Ok, if your brain hurts at this point, I understand, and I am sorry. But it’s all been building up to this. We’ve read about the speeds of our planet, our solar system, and our entire galaxy. We’ve read about the size of our Sun and our galaxy. We’ve read about the distance between us and our nearest celestial body, star, and galaxy. Now let’s expand, quite literally, as far as possible. One light year, which is how far light can travel in a single year, is 5.9 trillion miles. The speed of light is the cosmic speed limit; anything that travels faster than light (which is impossible) would break causality, which, in essence, means effect would happen before cause. Yes, time travel. Also impossible. Entropy cannot be reversed. ANYWAYS (saving that for a future post), the speed of light in a vacuum is 186,282 miles per second, an important figure to remember when discussing the size of the observable universe. Now, since the universe is 13.8 billion years old, one would assume that the observable universe would be the same size, as light has only had 13.8 billion years to travel. However, that is not the case. It is way more complex than that. Without going off a super-boring tangent, the observable universe is much bigger than 13.8 billion light years. The number is more like 92 billion light years, thanks to space expanding faster than light. I know I just said faster than light travel is impossible, but this is the one exception (please don’t ask). Because of space expansion, light from near the beginning of time has had to travel further, hence the 92 billion number. To put that number in some form of perspective, light travel at 186,282 miles per second would take 92 billion years traveling at that constant speed to reach the other side.

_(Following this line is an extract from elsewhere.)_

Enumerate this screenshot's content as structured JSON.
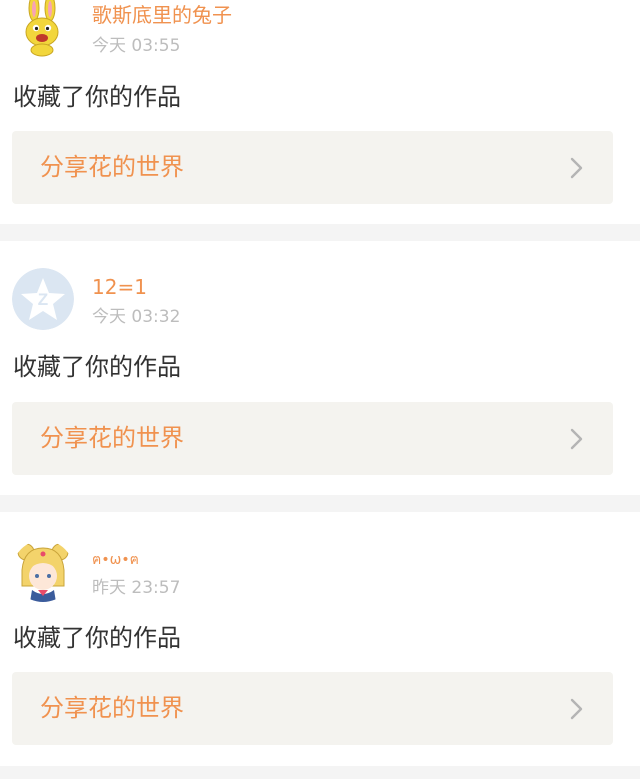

What’s crazy to me is that amongst all the vastness, the entire expanse of the universe, we don’t use that cosmic perspective for better here on Earth. Things are so much bigger than us, yet we find ourselves embroiled in war, crime, and hate on multiple different fronts. One of my favorite quotes ever comes from Edgar Mitchell, who was an Apollo 14 Astronaut. He said, “You develop an instant global consciousness, a people orientation, an intense dissatisfaction with the state of the world, and a compulsion to do something about it. From out there on the moon, international politics look so petty. You want to grab a politician by the scruff of the neck and drag him a quarter of a million miles out and say, ‘Look at that, you son of a bitch’.” And he only went to the moon. Just wait until we can venture further. Anyway, if you made it this far, thank you SO MUCH for reading as always, and if you have anything you’d like to add, drop a comment below!